START RECORDS TO PROCESS

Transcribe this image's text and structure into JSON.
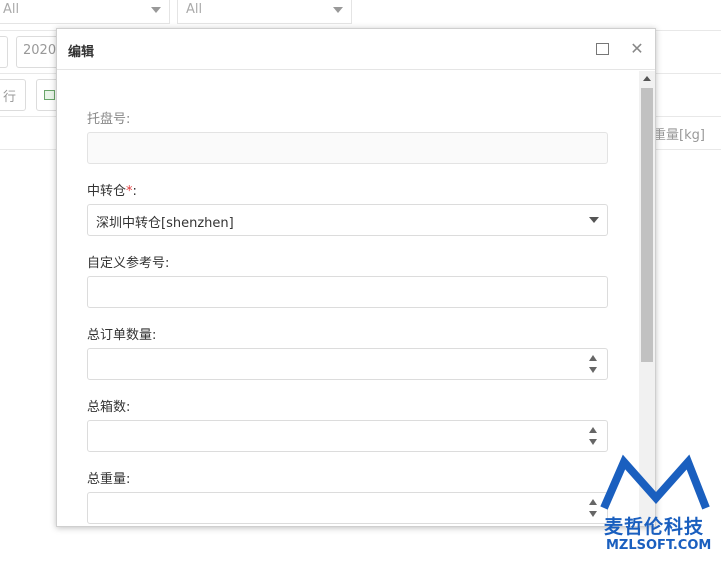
{
  "background": {
    "filter1_value": "All",
    "filter2_value": "All",
    "date_prefix": "2020",
    "row_button_text": "行",
    "column_header_weight": "重量[kg]"
  },
  "dialog": {
    "title": "编辑",
    "fields": [
      {
        "label": "托盘号:",
        "value": "",
        "type": "text",
        "disabled": true
      },
      {
        "label": "中转仓",
        "required_mark": "*",
        "label_suffix": ":",
        "value": "深圳中转仓[shenzhen]",
        "type": "select"
      },
      {
        "label": "自定义参考号:",
        "value": "",
        "type": "text"
      },
      {
        "label": "总订单数量:",
        "value": "",
        "type": "number"
      },
      {
        "label": "总箱数:",
        "value": "",
        "type": "number"
      },
      {
        "label": "总重量:",
        "value": "",
        "type": "number"
      }
    ]
  },
  "watermark": {
    "brand_cn": "麦哲伦科技",
    "brand_url": "MZLSOFT.COM",
    "color": "#1a5fbf"
  }
}
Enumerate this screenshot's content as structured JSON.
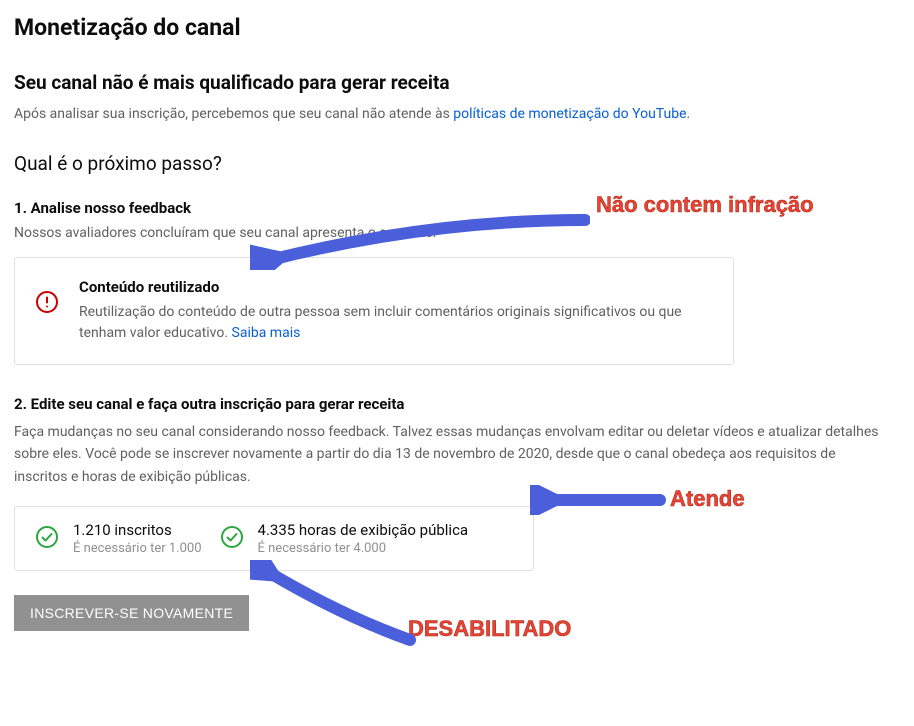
{
  "page": {
    "title": "Monetização do canal",
    "heading": "Seu canal não é mais qualificado para gerar receita",
    "descPrefix": "Após analisar sua inscrição, percebemos que seu canal não atende às ",
    "policyLink": "políticas de monetização do YouTube",
    "descSuffix": "."
  },
  "next": {
    "heading": "Qual é o próximo passo?"
  },
  "step1": {
    "title": "1. Analise nosso feedback",
    "desc": "Nossos avaliadores concluíram que seu canal apresenta o seguinte:"
  },
  "feedback": {
    "title": "Conteúdo reutilizado",
    "body": "Reutilização do conteúdo de outra pessoa sem incluir comentários originais significativos ou que tenham valor educativo. ",
    "learnMore": "Saiba mais"
  },
  "step2": {
    "title": "2. Edite seu canal e faça outra inscrição para gerar receita",
    "desc": "Faça mudanças no seu canal considerando nosso feedback. Talvez essas mudanças envolvam editar ou deletar vídeos e atualizar detalhes sobre eles. Você pode se inscrever novamente a partir do dia 13 de novembro de 2020, desde que o canal obedeça aos requisitos de inscritos e horas de exibição públicas."
  },
  "requirements": {
    "subs": {
      "value": "1.210 inscritos",
      "need": "É necessário ter 1.000"
    },
    "hours": {
      "value": "4.335 horas de exibição pública",
      "need": "É necessário ter 4.000"
    }
  },
  "button": {
    "reapply": "Inscrever-se novamente"
  },
  "annotations": {
    "a1": "Não contem infração",
    "a2": "Atende",
    "a3": "DESABILITADO"
  },
  "colors": {
    "link": "#065fd4",
    "error": "#cc0000",
    "success": "#2ba640",
    "disabledBtn": "#919191",
    "arrow": "#4a5fd9",
    "annotationText": "#ea4335"
  }
}
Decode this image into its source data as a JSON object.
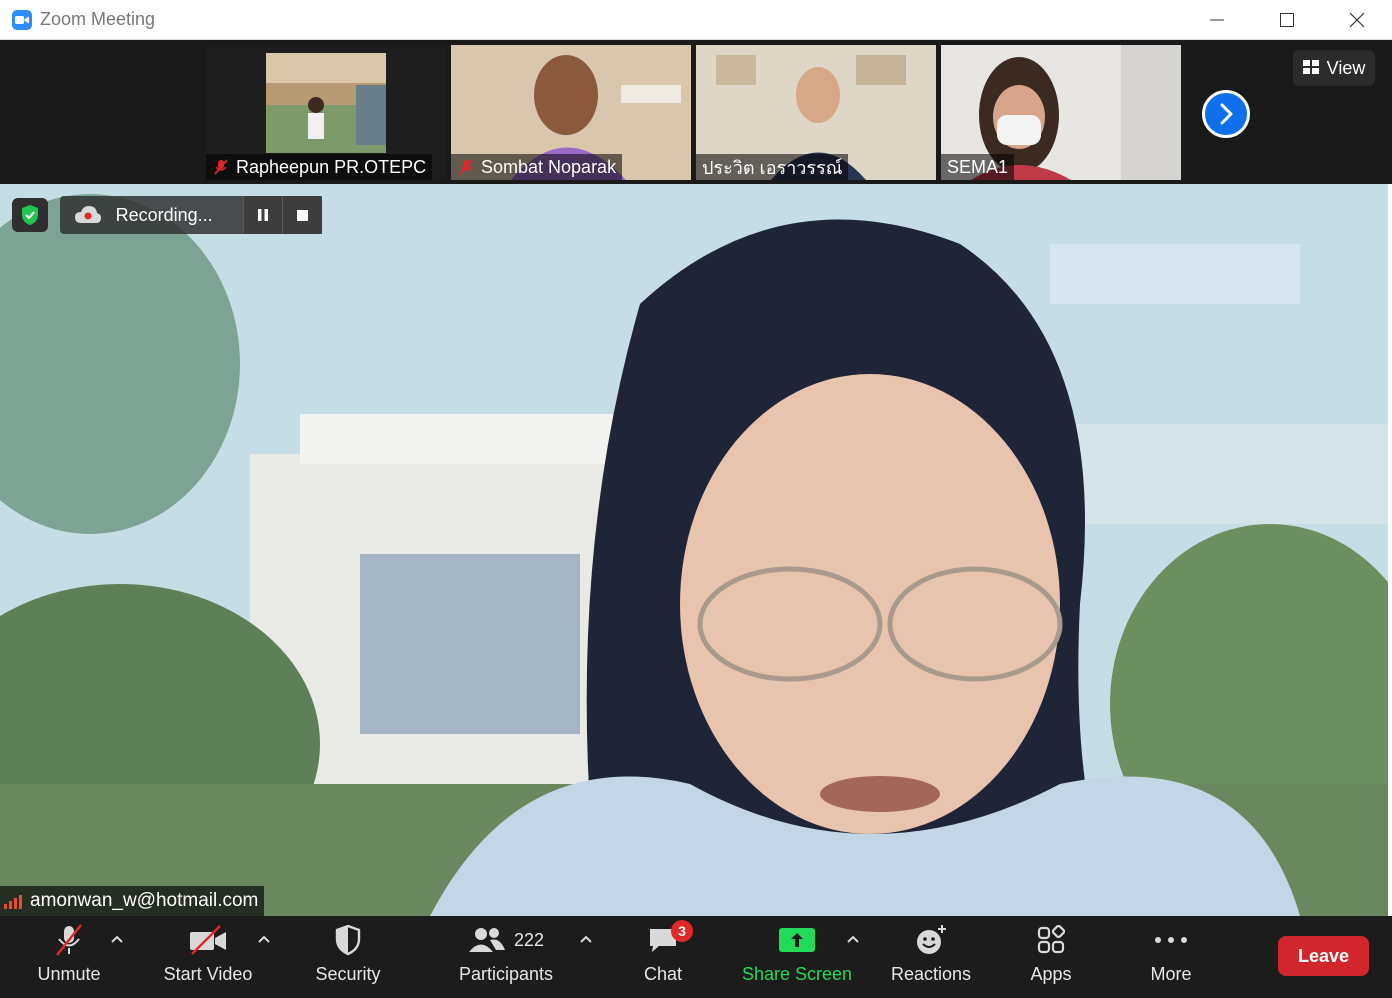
{
  "window": {
    "title": "Zoom Meeting",
    "minimize_icon": "minimize-icon",
    "maximize_icon": "maximize-icon",
    "close_icon": "close-icon"
  },
  "participants_strip": [
    {
      "name": "Rapheepun PR.OTEPC",
      "muted": true
    },
    {
      "name": "Sombat Noparak",
      "muted": true
    },
    {
      "name": "ประวิต  เอราวรรณ์",
      "muted": false
    },
    {
      "name": "SEMA1",
      "muted": false
    }
  ],
  "view_button": {
    "label": "View",
    "icon": "grid-icon"
  },
  "next_page_icon": "chevron-right-icon",
  "recording": {
    "label": "Recording...",
    "pause_icon": "pause-icon",
    "stop_icon": "stop-icon"
  },
  "security_badge_icon": "shield-check-icon",
  "active_speaker": {
    "name": "amonwan_w@hotmail.com"
  },
  "toolbar": {
    "unmute": "Unmute",
    "start_video": "Start Video",
    "security": "Security",
    "participants": "Participants",
    "participants_count": "222",
    "chat": "Chat",
    "chat_badge": "3",
    "share_screen": "Share Screen",
    "reactions": "Reactions",
    "apps": "Apps",
    "more": "More",
    "leave": "Leave"
  },
  "colors": {
    "accent_blue": "#0e71eb",
    "share_green": "#23d959",
    "leave_red": "#d1272c",
    "muted_red": "#e02828"
  }
}
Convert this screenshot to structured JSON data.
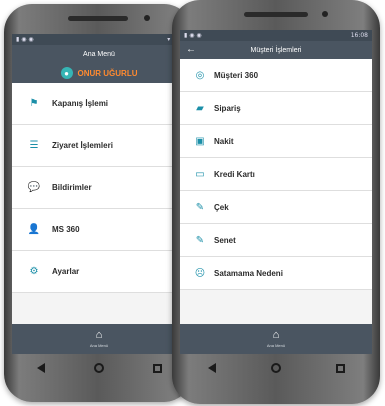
{
  "left_phone": {
    "status_icons": "▮ ◉ ◉",
    "status_right": "▾ ◢ ▮",
    "title": "Ana Menü",
    "user": "ONUR UĞURLU",
    "menu": [
      {
        "label": "Kapanış İşlemi",
        "icon": "flag-icon"
      },
      {
        "label": "Ziyaret İşlemleri",
        "icon": "list-icon"
      },
      {
        "label": "Bildirimler",
        "icon": "chat-icon"
      },
      {
        "label": "MS 360",
        "icon": "person-icon"
      },
      {
        "label": "Ayarlar",
        "icon": "gear-icon"
      }
    ],
    "bottom_label": "Ana Menü"
  },
  "right_phone": {
    "status_icons": "▮ ◉ ◉",
    "status_time": "16:08",
    "title": "Müşteri İşlemleri",
    "menu": [
      {
        "label": "Müşteri 360",
        "icon": "binoculars-icon"
      },
      {
        "label": "Sipariş",
        "icon": "truck-icon"
      },
      {
        "label": "Nakit",
        "icon": "cash-icon"
      },
      {
        "label": "Kredi Kartı",
        "icon": "credit-card-icon"
      },
      {
        "label": "Çek",
        "icon": "edit-icon"
      },
      {
        "label": "Senet",
        "icon": "edit-icon"
      },
      {
        "label": "Satamama Nedeni",
        "icon": "sad-face-icon"
      }
    ],
    "bottom_label": "Ana Menü"
  },
  "colors": {
    "accent": "#1b8fa8",
    "bar": "#4a5561",
    "user": "#ff8a30"
  }
}
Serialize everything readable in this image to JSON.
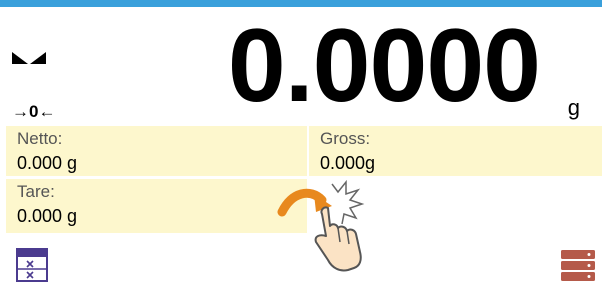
{
  "display": {
    "main_value": "0.0000",
    "unit": "g",
    "zero_indicator": "→0←",
    "stable_icon": "stable-indicator-icon"
  },
  "fields": {
    "netto": {
      "label": "Netto:",
      "value": "0.000 g"
    },
    "gross": {
      "label": "Gross:",
      "value": "0.000g"
    },
    "tare": {
      "label": "Tare:",
      "value": "0.000 g"
    }
  },
  "icons": {
    "left_button": "tare-database-icon",
    "right_button": "database-icon",
    "gesture": "tap-hand-icon"
  },
  "colors": {
    "accent": "#3aa0db",
    "field_bg": "#fdf7cd",
    "icon_purple": "#4b3b8f",
    "icon_red": "#b55a4a"
  }
}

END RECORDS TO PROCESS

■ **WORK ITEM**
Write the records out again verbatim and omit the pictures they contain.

■ **RESPONSE**
Transcribe this image's text and structure into JSON.
{
  "background": {
    "filter1_value": "All",
    "filter2_value": "All",
    "date_prefix": "2020",
    "row_button_text": "行",
    "column_header_weight": "重量[kg]"
  },
  "dialog": {
    "title": "编辑",
    "fields": [
      {
        "label": "托盘号:",
        "value": "",
        "type": "text",
        "disabled": true
      },
      {
        "label": "中转仓",
        "required_mark": "*",
        "label_suffix": ":",
        "value": "深圳中转仓[shenzhen]",
        "type": "select"
      },
      {
        "label": "自定义参考号:",
        "value": "",
        "type": "text"
      },
      {
        "label": "总订单数量:",
        "value": "",
        "type": "number"
      },
      {
        "label": "总箱数:",
        "value": "",
        "type": "number"
      },
      {
        "label": "总重量:",
        "value": "",
        "type": "number"
      }
    ]
  },
  "watermark": {
    "brand_cn": "麦哲伦科技",
    "brand_url": "MZLSOFT.COM",
    "color": "#1a5fbf"
  }
}
Enumerate this screenshot's content as structured JSON.
{
  "page": {
    "title": "Monetização do canal",
    "heading": "Seu canal não é mais qualificado para gerar receita",
    "descPrefix": "Após analisar sua inscrição, percebemos que seu canal não atende às ",
    "policyLink": "políticas de monetização do YouTube",
    "descSuffix": "."
  },
  "next": {
    "heading": "Qual é o próximo passo?"
  },
  "step1": {
    "title": "1. Analise nosso feedback",
    "desc": "Nossos avaliadores concluíram que seu canal apresenta o seguinte:"
  },
  "feedback": {
    "title": "Conteúdo reutilizado",
    "body": "Reutilização do conteúdo de outra pessoa sem incluir comentários originais significativos ou que tenham valor educativo. ",
    "learnMore": "Saiba mais"
  },
  "step2": {
    "title": "2. Edite seu canal e faça outra inscrição para gerar receita",
    "desc": "Faça mudanças no seu canal considerando nosso feedback. Talvez essas mudanças envolvam editar ou deletar vídeos e atualizar detalhes sobre eles. Você pode se inscrever novamente a partir do dia 13 de novembro de 2020, desde que o canal obedeça aos requisitos de inscritos e horas de exibição públicas."
  },
  "requirements": {
    "subs": {
      "value": "1.210 inscritos",
      "need": "É necessário ter 1.000"
    },
    "hours": {
      "value": "4.335 horas de exibição pública",
      "need": "É necessário ter 4.000"
    }
  },
  "button": {
    "reapply": "Inscrever-se novamente"
  },
  "annotations": {
    "a1": "Não contem infração",
    "a2": "Atende",
    "a3": "DESABILITADO"
  },
  "colors": {
    "link": "#065fd4",
    "error": "#cc0000",
    "success": "#2ba640",
    "disabledBtn": "#919191",
    "arrow": "#4a5fd9",
    "annotationText": "#ea4335"
  }
}
Decode this image into its source data as a JSON object.
{
  "window": {
    "title": "Zoom Meeting",
    "minimize_icon": "minimize-icon",
    "maximize_icon": "maximize-icon",
    "close_icon": "close-icon"
  },
  "participants_strip": [
    {
      "name": "Rapheepun PR.OTEPC",
      "muted": true
    },
    {
      "name": "Sombat Noparak",
      "muted": true
    },
    {
      "name": "ประวิต  เอราวรรณ์",
      "muted": false
    },
    {
      "name": "SEMA1",
      "muted": false
    }
  ],
  "view_button": {
    "label": "View",
    "icon": "grid-icon"
  },
  "next_page_icon": "chevron-right-icon",
  "recording": {
    "label": "Recording...",
    "pause_icon": "pause-icon",
    "stop_icon": "stop-icon"
  },
  "security_badge_icon": "shield-check-icon",
  "active_speaker": {
    "name": "amonwan_w@hotmail.com"
  },
  "toolbar": {
    "unmute": "Unmute",
    "start_video": "Start Video",
    "security": "Security",
    "participants": "Participants",
    "participants_count": "222",
    "chat": "Chat",
    "chat_badge": "3",
    "share_screen": "Share Screen",
    "reactions": "Reactions",
    "apps": "Apps",
    "more": "More",
    "leave": "Leave"
  },
  "colors": {
    "accent_blue": "#0e71eb",
    "share_green": "#23d959",
    "leave_red": "#d1272c",
    "muted_red": "#e02828"
  }
}
Convert this screenshot to structured JSON data.
{
  "left_phone": {
    "status_icons": "▮ ◉ ◉",
    "status_right": "▾ ◢ ▮",
    "title": "Ana Menü",
    "user": "ONUR UĞURLU",
    "menu": [
      {
        "label": "Kapanış İşlemi",
        "icon": "flag-icon"
      },
      {
        "label": "Ziyaret İşlemleri",
        "icon": "list-icon"
      },
      {
        "label": "Bildirimler",
        "icon": "chat-icon"
      },
      {
        "label": "MS 360",
        "icon": "person-icon"
      },
      {
        "label": "Ayarlar",
        "icon": "gear-icon"
      }
    ],
    "bottom_label": "Ana Menü"
  },
  "right_phone": {
    "status_icons": "▮ ◉ ◉",
    "status_time": "16:08",
    "title": "Müşteri İşlemleri",
    "menu": [
      {
        "label": "Müşteri 360",
        "icon": "binoculars-icon"
      },
      {
        "label": "Sipariş",
        "icon": "truck-icon"
      },
      {
        "label": "Nakit",
        "icon": "cash-icon"
      },
      {
        "label": "Kredi Kartı",
        "icon": "credit-card-icon"
      },
      {
        "label": "Çek",
        "icon": "edit-icon"
      },
      {
        "label": "Senet",
        "icon": "edit-icon"
      },
      {
        "label": "Satamama Nedeni",
        "icon": "sad-face-icon"
      }
    ],
    "bottom_label": "Ana Menü"
  },
  "colors": {
    "accent": "#1b8fa8",
    "bar": "#4a5561",
    "user": "#ff8a30"
  }
}
Serialize everything readable in this image to JSON.
{
  "display": {
    "main_value": "0.0000",
    "unit": "g",
    "zero_indicator": "→0←",
    "stable_icon": "stable-indicator-icon"
  },
  "fields": {
    "netto": {
      "label": "Netto:",
      "value": "0.000 g"
    },
    "gross": {
      "label": "Gross:",
      "value": "0.000g"
    },
    "tare": {
      "label": "Tare:",
      "value": "0.000 g"
    }
  },
  "icons": {
    "left_button": "tare-database-icon",
    "right_button": "database-icon",
    "gesture": "tap-hand-icon"
  },
  "colors": {
    "accent": "#3aa0db",
    "field_bg": "#fdf7cd",
    "icon_purple": "#4b3b8f",
    "icon_red": "#b55a4a"
  }
}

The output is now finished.